peak current limitation of typical battery sources, of 1mA. It is critical,
therefore, to develop th
e methods for design of micropower CMOS active
elements. For LC oscillator phase noise power, S

, at frequency offset of

away from the carrier at frequency

with an input noise power, Snoise
and LC tank quality factor, Q, phase noise power is:




Now, phase noise power, Snoise, at the transistor input, is dominated
by “1/f” noise. Input referred thermal noise, in addition, increases with
decreasing drain current and power dissipation due to the resulting decrease
in transistor transconductance.

The tunability of micropower CMOS systems
has been tested by implementation of several VCO systems to be discussed
below. The embedded radio system requires narrow band operation and must
exploit high Q value components.


10. CONCLUSION


A
series of interface, signal processing, and communication
systems have been implemented in micropower CMOS circuits. A
micropower spectrum analyzer has been developed to enable low power
operation of the entire WINS system. Thus WINS require a Microwatt of

power. But it is very cheaper when compared to other security systems such
as RADAR under use. It is even used for short distance communication less
than 1 Km. It produces a less amount of delay. Hence it is reasonably faster.
On a global scale, WINS will

permit monitoring of land, water, and air
BORDER SECURITY USING WINS




www.seminarson.
com

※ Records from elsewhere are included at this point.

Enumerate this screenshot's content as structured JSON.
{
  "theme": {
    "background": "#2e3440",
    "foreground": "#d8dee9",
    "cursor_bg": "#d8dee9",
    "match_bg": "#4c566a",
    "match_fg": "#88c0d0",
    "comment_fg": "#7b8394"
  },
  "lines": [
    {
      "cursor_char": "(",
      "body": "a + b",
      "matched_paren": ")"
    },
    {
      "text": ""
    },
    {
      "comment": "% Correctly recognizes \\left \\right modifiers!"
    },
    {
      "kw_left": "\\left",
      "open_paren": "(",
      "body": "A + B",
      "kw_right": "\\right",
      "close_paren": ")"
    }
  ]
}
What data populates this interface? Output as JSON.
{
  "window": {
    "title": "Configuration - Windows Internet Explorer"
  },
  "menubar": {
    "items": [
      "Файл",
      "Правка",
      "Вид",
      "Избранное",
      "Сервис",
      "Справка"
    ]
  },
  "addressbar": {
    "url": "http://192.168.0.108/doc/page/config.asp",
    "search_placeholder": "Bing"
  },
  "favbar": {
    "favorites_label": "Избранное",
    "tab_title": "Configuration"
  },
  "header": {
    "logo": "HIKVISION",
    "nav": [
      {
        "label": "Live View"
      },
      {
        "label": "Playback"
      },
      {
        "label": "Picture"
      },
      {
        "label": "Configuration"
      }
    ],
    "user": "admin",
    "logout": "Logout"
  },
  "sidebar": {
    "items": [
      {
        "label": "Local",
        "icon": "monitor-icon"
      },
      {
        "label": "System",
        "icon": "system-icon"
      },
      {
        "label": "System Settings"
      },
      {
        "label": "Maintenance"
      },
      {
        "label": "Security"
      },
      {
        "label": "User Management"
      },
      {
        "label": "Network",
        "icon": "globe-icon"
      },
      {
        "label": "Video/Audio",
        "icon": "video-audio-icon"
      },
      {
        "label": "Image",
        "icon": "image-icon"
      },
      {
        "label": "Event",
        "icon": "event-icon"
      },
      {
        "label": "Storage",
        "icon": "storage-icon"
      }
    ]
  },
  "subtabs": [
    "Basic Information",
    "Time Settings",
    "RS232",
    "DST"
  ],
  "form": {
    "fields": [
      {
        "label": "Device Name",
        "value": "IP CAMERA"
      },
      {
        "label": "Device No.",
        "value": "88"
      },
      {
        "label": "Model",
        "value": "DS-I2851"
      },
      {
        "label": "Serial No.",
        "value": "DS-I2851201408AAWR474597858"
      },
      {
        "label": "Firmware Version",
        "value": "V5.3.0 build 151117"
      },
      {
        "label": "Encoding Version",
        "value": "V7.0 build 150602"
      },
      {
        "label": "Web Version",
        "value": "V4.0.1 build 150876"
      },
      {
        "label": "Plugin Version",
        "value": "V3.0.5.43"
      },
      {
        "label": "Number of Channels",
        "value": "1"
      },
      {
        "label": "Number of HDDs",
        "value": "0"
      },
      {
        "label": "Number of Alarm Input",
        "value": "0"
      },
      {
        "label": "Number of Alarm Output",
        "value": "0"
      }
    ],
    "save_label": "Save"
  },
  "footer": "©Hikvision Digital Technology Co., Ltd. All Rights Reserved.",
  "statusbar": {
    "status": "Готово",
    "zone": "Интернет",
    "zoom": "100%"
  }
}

resources for environmental monitoring. On a national scale, transportation
systems, and borders will be monitored for efficiency, safety, and security.